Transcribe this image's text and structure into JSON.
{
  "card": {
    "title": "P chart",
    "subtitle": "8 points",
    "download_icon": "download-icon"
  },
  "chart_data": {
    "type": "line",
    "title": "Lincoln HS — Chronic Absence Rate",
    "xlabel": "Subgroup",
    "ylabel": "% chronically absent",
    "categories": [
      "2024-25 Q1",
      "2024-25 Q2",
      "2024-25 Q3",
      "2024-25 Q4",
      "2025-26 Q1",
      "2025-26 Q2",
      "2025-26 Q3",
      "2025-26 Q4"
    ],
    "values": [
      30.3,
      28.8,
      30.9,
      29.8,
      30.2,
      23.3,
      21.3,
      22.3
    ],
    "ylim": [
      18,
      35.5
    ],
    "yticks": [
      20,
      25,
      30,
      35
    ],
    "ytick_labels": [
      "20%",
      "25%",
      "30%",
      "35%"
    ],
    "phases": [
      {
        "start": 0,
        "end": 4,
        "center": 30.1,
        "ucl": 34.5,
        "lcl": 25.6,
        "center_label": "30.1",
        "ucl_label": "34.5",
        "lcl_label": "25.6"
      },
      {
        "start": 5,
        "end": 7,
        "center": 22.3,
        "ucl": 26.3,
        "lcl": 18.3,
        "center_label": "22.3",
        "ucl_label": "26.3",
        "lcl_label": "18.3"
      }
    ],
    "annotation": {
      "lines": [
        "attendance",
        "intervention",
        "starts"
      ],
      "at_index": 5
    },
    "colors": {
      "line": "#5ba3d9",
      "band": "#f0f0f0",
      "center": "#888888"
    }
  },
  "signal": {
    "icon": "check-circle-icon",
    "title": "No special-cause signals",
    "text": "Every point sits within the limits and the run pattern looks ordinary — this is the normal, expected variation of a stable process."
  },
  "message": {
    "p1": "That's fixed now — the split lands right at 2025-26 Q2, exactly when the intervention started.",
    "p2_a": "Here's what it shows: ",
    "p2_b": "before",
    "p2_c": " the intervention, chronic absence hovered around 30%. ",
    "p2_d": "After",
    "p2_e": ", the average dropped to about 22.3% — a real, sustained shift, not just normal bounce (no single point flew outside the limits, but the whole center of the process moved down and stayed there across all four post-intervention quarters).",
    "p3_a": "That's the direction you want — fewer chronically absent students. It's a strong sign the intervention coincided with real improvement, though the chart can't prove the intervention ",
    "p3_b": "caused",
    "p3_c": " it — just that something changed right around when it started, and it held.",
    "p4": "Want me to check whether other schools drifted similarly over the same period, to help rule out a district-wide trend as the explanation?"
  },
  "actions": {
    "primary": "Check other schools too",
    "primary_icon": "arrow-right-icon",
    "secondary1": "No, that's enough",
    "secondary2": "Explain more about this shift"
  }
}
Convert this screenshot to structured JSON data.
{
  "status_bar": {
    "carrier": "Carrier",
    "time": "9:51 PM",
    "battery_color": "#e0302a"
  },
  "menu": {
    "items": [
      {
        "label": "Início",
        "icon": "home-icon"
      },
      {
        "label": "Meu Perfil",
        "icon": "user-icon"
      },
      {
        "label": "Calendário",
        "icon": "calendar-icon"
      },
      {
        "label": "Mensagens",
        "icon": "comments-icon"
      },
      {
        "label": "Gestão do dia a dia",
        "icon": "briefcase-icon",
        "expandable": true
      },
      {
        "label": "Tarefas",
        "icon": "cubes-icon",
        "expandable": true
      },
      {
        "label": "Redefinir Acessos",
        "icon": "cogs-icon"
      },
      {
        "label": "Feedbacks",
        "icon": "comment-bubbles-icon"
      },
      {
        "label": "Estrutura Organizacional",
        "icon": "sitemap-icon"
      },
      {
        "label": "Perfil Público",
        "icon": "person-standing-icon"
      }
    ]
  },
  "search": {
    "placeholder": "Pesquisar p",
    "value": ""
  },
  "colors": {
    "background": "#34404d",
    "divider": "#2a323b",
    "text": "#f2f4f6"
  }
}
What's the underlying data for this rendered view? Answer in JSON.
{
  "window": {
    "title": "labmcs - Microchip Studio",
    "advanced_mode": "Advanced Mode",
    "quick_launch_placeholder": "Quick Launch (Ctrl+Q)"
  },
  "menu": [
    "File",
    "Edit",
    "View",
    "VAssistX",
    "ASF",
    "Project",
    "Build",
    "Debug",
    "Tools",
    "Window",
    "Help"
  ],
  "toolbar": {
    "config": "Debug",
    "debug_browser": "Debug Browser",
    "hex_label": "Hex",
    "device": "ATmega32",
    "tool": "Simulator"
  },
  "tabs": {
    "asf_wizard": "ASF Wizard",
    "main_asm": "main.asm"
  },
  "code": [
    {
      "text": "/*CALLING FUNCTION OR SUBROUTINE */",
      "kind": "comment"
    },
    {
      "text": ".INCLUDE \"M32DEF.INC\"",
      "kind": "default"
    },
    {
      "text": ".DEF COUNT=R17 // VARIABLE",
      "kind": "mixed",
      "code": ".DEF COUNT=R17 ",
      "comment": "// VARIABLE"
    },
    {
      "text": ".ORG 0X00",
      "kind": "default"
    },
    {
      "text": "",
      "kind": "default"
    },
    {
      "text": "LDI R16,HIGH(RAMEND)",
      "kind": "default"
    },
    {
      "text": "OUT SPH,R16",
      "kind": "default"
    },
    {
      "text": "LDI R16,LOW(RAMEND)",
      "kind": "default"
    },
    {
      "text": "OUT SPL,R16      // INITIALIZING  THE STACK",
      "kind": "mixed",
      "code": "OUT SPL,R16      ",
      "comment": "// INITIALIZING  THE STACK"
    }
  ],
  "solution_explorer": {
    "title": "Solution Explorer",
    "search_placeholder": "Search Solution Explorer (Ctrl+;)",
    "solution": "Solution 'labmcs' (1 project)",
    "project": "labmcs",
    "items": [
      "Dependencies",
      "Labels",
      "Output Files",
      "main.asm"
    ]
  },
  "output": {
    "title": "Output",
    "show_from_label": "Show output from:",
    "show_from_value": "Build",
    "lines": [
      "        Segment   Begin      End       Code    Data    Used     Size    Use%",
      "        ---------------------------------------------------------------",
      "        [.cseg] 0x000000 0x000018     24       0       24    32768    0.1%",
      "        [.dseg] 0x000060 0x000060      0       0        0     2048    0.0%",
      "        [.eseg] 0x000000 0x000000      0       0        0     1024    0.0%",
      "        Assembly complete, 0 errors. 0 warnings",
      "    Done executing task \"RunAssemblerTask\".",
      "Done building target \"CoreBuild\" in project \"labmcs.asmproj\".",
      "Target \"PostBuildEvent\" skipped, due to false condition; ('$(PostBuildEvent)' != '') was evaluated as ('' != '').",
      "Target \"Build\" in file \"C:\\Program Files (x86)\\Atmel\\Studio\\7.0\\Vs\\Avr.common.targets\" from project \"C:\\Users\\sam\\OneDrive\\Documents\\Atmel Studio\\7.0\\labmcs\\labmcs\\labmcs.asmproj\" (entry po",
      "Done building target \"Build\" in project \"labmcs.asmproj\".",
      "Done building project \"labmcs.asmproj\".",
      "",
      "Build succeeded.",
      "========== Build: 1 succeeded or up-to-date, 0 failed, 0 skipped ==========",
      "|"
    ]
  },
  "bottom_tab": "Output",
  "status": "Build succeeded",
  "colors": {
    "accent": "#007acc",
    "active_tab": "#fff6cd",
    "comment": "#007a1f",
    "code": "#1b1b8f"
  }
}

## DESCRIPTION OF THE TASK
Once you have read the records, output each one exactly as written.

## YOUR RESPONSE
Transcribe this image's text and structure into JSON.
{
  "card": {
    "title": "P chart",
    "subtitle": "8 points",
    "download_icon": "download-icon"
  },
  "chart_data": {
    "type": "line",
    "title": "Lincoln HS — Chronic Absence Rate",
    "xlabel": "Subgroup",
    "ylabel": "% chronically absent",
    "categories": [
      "2024-25 Q1",
      "2024-25 Q2",
      "2024-25 Q3",
      "2024-25 Q4",
      "2025-26 Q1",
      "2025-26 Q2",
      "2025-26 Q3",
      "2025-26 Q4"
    ],
    "values": [
      30.3,
      28.8,
      30.9,
      29.8,
      30.2,
      23.3,
      21.3,
      22.3
    ],
    "ylim": [
      18,
      35.5
    ],
    "yticks": [
      20,
      25,
      30,
      35
    ],
    "ytick_labels": [
      "20%",
      "25%",
      "30%",
      "35%"
    ],
    "phases": [
      {
        "start": 0,
        "end": 4,
        "center": 30.1,
        "ucl": 34.5,
        "lcl": 25.6,
        "center_label": "30.1",
        "ucl_label": "34.5",
        "lcl_label": "25.6"
      },
      {
        "start": 5,
        "end": 7,
        "center": 22.3,
        "ucl": 26.3,
        "lcl": 18.3,
        "center_label": "22.3",
        "ucl_label": "26.3",
        "lcl_label": "18.3"
      }
    ],
    "annotation": {
      "lines": [
        "attendance",
        "intervention",
        "starts"
      ],
      "at_index": 5
    },
    "colors": {
      "line": "#5ba3d9",
      "band": "#f0f0f0",
      "center": "#888888"
    }
  },
  "signal": {
    "icon": "check-circle-icon",
    "title": "No special-cause signals",
    "text": "Every point sits within the limits and the run pattern looks ordinary — this is the normal, expected variation of a stable process."
  },
  "message": {
    "p1": "That's fixed now — the split lands right at 2025-26 Q2, exactly when the intervention started.",
    "p2_a": "Here's what it shows: ",
    "p2_b": "before",
    "p2_c": " the intervention, chronic absence hovered around 30%. ",
    "p2_d": "After",
    "p2_e": ", the average dropped to about 22.3% — a real, sustained shift, not just normal bounce (no single point flew outside the limits, but the whole center of the process moved down and stayed there across all four post-intervention quarters).",
    "p3_a": "That's the direction you want — fewer chronically absent students. It's a strong sign the intervention coincided with real improvement, though the chart can't prove the intervention ",
    "p3_b": "caused",
    "p3_c": " it — just that something changed right around when it started, and it held.",
    "p4": "Want me to check whether other schools drifted similarly over the same period, to help rule out a district-wide trend as the explanation?"
  },
  "actions": {
    "primary": "Check other schools too",
    "primary_icon": "arrow-right-icon",
    "secondary1": "No, that's enough",
    "secondary2": "Explain more about this shift"
  }
}
Convert this screenshot to structured JSON data.
{
  "status_bar": {
    "carrier": "Carrier",
    "time": "9:51 PM",
    "battery_color": "#e0302a"
  },
  "menu": {
    "items": [
      {
        "label": "Início",
        "icon": "home-icon"
      },
      {
        "label": "Meu Perfil",
        "icon": "user-icon"
      },
      {
        "label": "Calendário",
        "icon": "calendar-icon"
      },
      {
        "label": "Mensagens",
        "icon": "comments-icon"
      },
      {
        "label": "Gestão do dia a dia",
        "icon": "briefcase-icon",
        "expandable": true
      },
      {
        "label": "Tarefas",
        "icon": "cubes-icon",
        "expandable": true
      },
      {
        "label": "Redefinir Acessos",
        "icon": "cogs-icon"
      },
      {
        "label": "Feedbacks",
        "icon": "comment-bubbles-icon"
      },
      {
        "label": "Estrutura Organizacional",
        "icon": "sitemap-icon"
      },
      {
        "label": "Perfil Público",
        "icon": "person-standing-icon"
      }
    ]
  },
  "search": {
    "placeholder": "Pesquisar p",
    "value": ""
  },
  "colors": {
    "background": "#34404d",
    "divider": "#2a323b",
    "text": "#f2f4f6"
  }
}
What's the underlying data for this rendered view? Answer in JSON.
{
  "window": {
    "title": "labmcs - Microchip Studio",
    "advanced_mode": "Advanced Mode",
    "quick_launch_placeholder": "Quick Launch (Ctrl+Q)"
  },
  "menu": [
    "File",
    "Edit",
    "View",
    "VAssistX",
    "ASF",
    "Project",
    "Build",
    "Debug",
    "Tools",
    "Window",
    "Help"
  ],
  "toolbar": {
    "config": "Debug",
    "debug_browser": "Debug Browser",
    "hex_label": "Hex",
    "device": "ATmega32",
    "tool": "Simulator"
  },
  "tabs": {
    "asf_wizard": "ASF Wizard",
    "main_asm": "main.asm"
  },
  "code": [
    {
      "text": "/*CALLING FUNCTION OR SUBROUTINE */",
      "kind": "comment"
    },
    {
      "text": ".INCLUDE \"M32DEF.INC\"",
      "kind": "default"
    },
    {
      "text": ".DEF COUNT=R17 // VARIABLE",
      "kind": "mixed",
      "code": ".DEF COUNT=R17 ",
      "comment": "// VARIABLE"
    },
    {
      "text": ".ORG 0X00",
      "kind": "default"
    },
    {
      "text": "",
      "kind": "default"
    },
    {
      "text": "LDI R16,HIGH(RAMEND)",
      "kind": "default"
    },
    {
      "text": "OUT SPH,R16",
      "kind": "default"
    },
    {
      "text": "LDI R16,LOW(RAMEND)",
      "kind": "default"
    },
    {
      "text": "OUT SPL,R16      // INITIALIZING  THE STACK",
      "kind": "mixed",
      "code": "OUT SPL,R16      ",
      "comment": "// INITIALIZING  THE STACK"
    }
  ],
  "solution_explorer": {
    "title": "Solution Explorer",
    "search_placeholder": "Search Solution Explorer (Ctrl+;)",
    "solution": "Solution 'labmcs' (1 project)",
    "project": "labmcs",
    "items": [
      "Dependencies",
      "Labels",
      "Output Files",
      "main.asm"
    ]
  },
  "output": {
    "title": "Output",
    "show_from_label": "Show output from:",
    "show_from_value": "Build",
    "lines": [
      "        Segment   Begin      End       Code    Data    Used     Size    Use%",
      "        ---------------------------------------------------------------",
      "        [.cseg] 0x000000 0x000018     24       0       24    32768    0.1%",
      "        [.dseg] 0x000060 0x000060      0       0        0     2048    0.0%",
      "        [.eseg] 0x000000 0x000000      0       0        0     1024    0.0%",
      "        Assembly complete, 0 errors. 0 warnings",
      "    Done executing task \"RunAssemblerTask\".",
      "Done building target \"CoreBuild\" in project \"labmcs.asmproj\".",
      "Target \"PostBuildEvent\" skipped, due to false condition; ('$(PostBuildEvent)' != '') was evaluated as ('' != '').",
      "Target \"Build\" in file \"C:\\Program Files (x86)\\Atmel\\Studio\\7.0\\Vs\\Avr.common.targets\" from project \"C:\\Users\\sam\\OneDrive\\Documents\\Atmel Studio\\7.0\\labmcs\\labmcs\\labmcs.asmproj\" (entry po",
      "Done building target \"Build\" in project \"labmcs.asmproj\".",
      "Done building project \"labmcs.asmproj\".",
      "",
      "Build succeeded.",
      "========== Build: 1 succeeded or up-to-date, 0 failed, 0 skipped ==========",
      "|"
    ]
  },
  "bottom_tab": "Output",
  "status": "Build succeeded",
  "colors": {
    "accent": "#007acc",
    "active_tab": "#fff6cd",
    "comment": "#007a1f",
    "code": "#1b1b8f"
  }
}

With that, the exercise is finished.